Halpern, Matthews and Bischoff.
Plaintiff was injured while a passenger in a car owned by defendant Samuel Stern which was involved in an accident with a car owned by John W. Garvin, Jr. She sued both defendants and, after a trial on liability, the jury found defendants jointly and severally liable. Prior to the trial on damages defendants made an offer to settle for $5,000 at a settlement conference held by the assignment judge. The offer was refused because plaintiff wanted $14,000, despite her attorney's advice to accept the offer. Ultimately, the jury awarded her damages of $6,281. The trial judge, in accordance with R. 4:42-11(b), awarded prejudgment interest of $659.50.
Appellants concede the constitutionality of R. 4:42-11(b), but contend that the trial judge erred in refusing to exercise his discretion in disallowing interest.
The trial judge determined the rule was mandatory and he had no discretion in the matter. We agree.
(b) Tort Actions. Except where provided by statute with respect to a public entity or employee, the court shall, in tort actions, including products liability actions, include in the judgment interest at 6% per annum on the amount of the award from the date of the institution of the action or from a date 6 months after the date of the tort, whichever is later.
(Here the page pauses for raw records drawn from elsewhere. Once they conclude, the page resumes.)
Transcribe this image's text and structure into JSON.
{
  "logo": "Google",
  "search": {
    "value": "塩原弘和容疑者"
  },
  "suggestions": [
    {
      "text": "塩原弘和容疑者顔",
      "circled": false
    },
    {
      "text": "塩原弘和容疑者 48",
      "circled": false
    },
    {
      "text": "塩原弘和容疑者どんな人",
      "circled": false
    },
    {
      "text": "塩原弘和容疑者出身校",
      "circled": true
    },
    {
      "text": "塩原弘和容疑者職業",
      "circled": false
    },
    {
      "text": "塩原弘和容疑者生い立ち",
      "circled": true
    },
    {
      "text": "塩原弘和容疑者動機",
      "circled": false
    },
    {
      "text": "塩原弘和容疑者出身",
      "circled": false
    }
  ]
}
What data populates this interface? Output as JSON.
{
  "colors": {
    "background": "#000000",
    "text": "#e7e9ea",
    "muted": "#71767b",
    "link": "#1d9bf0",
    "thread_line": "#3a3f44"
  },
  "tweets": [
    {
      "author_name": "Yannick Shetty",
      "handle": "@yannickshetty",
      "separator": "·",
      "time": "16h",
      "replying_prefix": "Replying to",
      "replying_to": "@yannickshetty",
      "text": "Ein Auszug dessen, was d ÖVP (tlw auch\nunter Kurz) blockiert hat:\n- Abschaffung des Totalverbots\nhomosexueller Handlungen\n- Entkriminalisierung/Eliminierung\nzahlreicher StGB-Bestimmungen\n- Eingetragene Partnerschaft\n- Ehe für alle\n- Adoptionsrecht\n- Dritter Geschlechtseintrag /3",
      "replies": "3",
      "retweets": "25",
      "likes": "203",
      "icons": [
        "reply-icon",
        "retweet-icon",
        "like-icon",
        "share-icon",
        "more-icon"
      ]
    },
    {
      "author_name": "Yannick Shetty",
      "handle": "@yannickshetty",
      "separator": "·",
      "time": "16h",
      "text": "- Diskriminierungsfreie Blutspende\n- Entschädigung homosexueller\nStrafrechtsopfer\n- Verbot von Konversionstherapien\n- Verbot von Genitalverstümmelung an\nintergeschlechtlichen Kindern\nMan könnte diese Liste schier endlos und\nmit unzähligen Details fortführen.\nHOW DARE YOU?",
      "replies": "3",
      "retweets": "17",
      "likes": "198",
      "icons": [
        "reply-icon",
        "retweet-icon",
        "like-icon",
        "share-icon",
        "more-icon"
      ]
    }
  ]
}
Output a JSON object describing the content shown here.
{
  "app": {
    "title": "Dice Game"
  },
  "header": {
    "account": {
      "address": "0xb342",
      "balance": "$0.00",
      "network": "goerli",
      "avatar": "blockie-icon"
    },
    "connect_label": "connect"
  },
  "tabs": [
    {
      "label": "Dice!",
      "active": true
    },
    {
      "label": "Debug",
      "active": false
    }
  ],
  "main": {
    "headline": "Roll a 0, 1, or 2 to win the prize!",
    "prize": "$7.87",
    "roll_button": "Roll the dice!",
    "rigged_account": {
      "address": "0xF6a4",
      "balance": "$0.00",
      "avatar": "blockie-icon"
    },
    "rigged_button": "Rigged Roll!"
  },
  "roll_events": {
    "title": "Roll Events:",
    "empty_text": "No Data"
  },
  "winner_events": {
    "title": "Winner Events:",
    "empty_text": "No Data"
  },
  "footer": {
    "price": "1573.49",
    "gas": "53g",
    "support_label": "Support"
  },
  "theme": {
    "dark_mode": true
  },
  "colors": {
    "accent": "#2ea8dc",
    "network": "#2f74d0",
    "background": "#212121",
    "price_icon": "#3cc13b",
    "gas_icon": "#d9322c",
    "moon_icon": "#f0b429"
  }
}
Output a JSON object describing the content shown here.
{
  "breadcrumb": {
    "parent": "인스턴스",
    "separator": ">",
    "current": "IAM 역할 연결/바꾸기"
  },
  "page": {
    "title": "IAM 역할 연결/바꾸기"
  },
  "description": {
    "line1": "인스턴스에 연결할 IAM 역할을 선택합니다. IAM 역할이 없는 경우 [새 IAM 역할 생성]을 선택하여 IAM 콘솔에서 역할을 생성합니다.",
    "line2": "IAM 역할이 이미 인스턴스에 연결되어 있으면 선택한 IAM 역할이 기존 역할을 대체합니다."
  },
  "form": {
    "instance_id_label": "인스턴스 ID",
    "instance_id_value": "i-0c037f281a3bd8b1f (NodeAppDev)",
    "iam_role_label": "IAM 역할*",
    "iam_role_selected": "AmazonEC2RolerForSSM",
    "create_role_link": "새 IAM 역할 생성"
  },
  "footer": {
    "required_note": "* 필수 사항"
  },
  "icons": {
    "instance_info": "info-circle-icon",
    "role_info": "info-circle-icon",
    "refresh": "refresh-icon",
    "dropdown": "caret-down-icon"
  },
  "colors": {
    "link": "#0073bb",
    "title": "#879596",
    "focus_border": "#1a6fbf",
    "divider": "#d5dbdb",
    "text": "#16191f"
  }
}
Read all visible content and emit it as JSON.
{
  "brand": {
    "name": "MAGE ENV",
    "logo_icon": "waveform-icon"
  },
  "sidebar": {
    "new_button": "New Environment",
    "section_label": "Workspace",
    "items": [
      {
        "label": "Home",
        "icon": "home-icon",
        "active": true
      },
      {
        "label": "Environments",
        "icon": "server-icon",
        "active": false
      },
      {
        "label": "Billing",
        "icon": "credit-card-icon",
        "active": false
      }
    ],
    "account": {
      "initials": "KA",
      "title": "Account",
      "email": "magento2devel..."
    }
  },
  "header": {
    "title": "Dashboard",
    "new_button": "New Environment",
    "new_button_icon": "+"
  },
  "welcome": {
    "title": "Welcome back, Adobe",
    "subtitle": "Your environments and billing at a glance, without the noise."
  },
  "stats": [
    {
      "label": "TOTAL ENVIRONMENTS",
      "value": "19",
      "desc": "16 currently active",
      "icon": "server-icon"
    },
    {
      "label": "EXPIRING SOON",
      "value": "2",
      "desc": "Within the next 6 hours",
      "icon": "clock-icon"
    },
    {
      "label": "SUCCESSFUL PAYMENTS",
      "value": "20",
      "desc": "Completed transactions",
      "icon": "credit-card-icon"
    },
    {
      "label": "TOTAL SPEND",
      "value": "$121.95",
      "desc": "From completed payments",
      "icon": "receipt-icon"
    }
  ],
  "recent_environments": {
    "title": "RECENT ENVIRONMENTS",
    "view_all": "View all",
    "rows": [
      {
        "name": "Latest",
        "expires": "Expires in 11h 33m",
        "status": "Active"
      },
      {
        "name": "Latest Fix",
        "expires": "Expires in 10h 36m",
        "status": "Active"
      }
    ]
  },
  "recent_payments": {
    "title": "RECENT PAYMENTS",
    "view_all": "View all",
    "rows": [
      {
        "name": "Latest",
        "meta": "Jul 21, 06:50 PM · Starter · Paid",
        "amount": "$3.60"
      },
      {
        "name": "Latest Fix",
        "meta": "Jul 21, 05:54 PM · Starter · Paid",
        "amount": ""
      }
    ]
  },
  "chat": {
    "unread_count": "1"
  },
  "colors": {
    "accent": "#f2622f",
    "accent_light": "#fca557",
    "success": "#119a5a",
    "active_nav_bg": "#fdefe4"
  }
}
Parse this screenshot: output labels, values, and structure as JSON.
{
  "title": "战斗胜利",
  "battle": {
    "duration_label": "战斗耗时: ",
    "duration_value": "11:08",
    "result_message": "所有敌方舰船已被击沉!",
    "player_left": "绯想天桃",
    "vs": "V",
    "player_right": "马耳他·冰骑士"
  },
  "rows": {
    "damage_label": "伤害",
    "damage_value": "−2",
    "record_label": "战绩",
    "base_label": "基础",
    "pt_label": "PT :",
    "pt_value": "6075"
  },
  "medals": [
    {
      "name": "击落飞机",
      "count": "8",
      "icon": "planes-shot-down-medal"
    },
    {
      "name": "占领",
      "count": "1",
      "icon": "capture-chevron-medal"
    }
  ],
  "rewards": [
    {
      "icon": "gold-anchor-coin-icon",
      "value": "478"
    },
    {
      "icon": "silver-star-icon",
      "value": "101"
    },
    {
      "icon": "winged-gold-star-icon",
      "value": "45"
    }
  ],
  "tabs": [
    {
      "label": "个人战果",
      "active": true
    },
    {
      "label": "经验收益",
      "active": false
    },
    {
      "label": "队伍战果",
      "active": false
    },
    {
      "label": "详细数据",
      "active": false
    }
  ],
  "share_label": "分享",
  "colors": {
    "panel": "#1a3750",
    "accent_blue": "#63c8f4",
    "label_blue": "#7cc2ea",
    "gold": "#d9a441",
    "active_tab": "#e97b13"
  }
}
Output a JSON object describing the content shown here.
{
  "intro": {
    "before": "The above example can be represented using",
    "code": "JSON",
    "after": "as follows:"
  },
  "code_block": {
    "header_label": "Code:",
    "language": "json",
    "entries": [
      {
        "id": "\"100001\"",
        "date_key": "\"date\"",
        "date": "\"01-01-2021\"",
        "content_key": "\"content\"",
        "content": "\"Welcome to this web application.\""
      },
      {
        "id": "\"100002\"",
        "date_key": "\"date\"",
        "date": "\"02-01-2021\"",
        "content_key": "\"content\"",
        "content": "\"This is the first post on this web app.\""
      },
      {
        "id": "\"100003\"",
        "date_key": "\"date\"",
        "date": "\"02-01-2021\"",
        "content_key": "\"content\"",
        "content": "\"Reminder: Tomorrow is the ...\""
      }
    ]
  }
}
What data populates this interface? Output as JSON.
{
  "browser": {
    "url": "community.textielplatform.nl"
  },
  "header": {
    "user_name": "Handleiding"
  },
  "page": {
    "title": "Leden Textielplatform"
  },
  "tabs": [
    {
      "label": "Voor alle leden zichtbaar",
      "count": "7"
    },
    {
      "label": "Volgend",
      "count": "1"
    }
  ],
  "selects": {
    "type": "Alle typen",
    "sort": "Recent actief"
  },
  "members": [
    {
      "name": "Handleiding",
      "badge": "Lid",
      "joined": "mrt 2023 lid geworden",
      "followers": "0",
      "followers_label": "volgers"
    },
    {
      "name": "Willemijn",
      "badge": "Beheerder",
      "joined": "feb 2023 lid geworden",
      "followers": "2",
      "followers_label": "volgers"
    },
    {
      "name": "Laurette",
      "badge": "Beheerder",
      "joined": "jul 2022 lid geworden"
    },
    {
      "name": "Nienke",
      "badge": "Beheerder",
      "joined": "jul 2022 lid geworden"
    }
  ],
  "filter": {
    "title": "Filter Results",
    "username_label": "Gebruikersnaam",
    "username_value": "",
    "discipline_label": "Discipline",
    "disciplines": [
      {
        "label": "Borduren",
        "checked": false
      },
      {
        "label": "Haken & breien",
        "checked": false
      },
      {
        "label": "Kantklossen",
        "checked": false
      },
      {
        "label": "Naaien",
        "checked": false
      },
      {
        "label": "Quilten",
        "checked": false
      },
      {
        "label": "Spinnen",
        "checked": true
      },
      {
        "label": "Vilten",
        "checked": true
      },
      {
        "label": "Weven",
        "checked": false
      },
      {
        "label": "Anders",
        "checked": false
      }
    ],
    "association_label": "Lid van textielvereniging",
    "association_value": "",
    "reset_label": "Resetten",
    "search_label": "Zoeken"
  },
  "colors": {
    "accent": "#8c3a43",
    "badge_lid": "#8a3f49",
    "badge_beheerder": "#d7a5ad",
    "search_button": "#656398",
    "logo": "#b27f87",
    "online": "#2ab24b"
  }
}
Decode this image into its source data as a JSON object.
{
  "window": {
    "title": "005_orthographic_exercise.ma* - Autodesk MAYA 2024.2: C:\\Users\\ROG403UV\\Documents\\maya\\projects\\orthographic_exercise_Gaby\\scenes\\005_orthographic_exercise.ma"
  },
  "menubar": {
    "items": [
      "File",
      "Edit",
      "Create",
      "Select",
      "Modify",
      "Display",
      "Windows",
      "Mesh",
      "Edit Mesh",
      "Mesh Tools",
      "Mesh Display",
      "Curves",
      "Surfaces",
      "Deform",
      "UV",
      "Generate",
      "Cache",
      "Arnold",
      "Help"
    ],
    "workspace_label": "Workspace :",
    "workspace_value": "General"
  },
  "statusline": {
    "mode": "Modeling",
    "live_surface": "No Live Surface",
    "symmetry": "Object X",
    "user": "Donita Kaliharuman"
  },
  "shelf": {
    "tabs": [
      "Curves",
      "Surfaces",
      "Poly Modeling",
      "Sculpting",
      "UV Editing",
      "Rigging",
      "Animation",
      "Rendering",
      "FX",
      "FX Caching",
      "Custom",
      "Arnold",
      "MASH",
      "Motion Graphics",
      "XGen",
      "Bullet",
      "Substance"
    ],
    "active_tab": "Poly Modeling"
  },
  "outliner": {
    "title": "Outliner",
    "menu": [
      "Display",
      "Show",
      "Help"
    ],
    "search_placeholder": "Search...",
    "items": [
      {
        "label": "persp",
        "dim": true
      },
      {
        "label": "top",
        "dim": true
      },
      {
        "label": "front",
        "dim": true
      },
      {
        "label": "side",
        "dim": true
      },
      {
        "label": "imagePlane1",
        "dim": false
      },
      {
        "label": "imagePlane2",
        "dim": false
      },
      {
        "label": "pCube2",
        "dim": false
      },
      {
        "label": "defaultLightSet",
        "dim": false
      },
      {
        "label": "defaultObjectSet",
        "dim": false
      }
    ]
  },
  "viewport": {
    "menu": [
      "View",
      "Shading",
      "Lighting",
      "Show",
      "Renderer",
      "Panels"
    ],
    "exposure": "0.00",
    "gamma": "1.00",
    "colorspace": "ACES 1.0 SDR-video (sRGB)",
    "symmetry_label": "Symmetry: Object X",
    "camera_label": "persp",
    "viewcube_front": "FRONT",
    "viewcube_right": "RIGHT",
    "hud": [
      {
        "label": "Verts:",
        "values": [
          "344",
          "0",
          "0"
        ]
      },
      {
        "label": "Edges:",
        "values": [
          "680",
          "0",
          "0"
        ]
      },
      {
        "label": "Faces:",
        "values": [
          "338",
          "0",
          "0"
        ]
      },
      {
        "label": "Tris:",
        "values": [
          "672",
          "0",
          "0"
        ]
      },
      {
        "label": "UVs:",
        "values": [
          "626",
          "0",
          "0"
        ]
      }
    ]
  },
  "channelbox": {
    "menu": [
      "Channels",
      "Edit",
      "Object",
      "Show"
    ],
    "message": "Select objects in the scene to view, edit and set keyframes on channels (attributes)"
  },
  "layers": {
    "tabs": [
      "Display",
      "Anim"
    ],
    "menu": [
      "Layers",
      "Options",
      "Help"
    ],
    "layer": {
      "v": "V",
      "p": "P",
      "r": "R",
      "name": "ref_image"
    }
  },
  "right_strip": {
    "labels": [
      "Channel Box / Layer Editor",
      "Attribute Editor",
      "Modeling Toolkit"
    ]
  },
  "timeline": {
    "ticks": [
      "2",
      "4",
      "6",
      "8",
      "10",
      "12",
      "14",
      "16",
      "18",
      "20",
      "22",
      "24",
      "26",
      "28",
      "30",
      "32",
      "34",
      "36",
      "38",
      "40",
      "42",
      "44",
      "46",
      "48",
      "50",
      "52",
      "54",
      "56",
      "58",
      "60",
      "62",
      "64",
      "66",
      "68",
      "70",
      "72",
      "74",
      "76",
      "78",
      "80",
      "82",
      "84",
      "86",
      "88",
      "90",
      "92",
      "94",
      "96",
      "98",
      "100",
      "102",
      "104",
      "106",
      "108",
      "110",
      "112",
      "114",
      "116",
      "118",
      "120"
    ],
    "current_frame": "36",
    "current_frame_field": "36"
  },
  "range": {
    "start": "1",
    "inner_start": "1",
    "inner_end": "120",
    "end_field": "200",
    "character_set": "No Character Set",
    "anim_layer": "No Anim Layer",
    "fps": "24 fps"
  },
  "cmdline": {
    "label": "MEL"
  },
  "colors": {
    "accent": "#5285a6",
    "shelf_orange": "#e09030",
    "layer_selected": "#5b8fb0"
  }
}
The contingent fee of an attorney shall not be computed on the interest so included in the judgment. [Emphasis supplied]
The language in the rule is crystal-clear that the trial judge had no discretion in the matter but was required to include the prejudgment interest in the final judgment. Busik v. Levine, 63 N.J. 351 (1973), app. dism., 414 U.S. 1106, 94 S. Ct. 831, 38 L. Ed. 2d 733 (1973). That Busik so holds is evident from the dissent by Judge Conford (temporarily assigned to the Supreme Court) wherein he expressed the view
(63 N.J. at 376) that if he could he would oppose the adoption of R. 4:42-11(b) because "* * * I believe any such rule should be permissive and discretionary with the trial court."
We think it appropriate to indicate that trial counsel who wait until they reach the courthouse steps before making a bona fide settlement offer have no cause to complain about the mandatory application of prejudgment interest in R. 4:42-11(b). The offer of judgment rules, R. 4:58-1 et seq., which were promulgated with R. 4:42-11(b) in mind, give trial counsel ample opportunity to submit offers of judgment and avoid paying prejudgment interest, and in fact give them other monetary advantages. Unfortunately, for reasons we find difficult to understand, the offer of judgment rules are utilized too infrequently.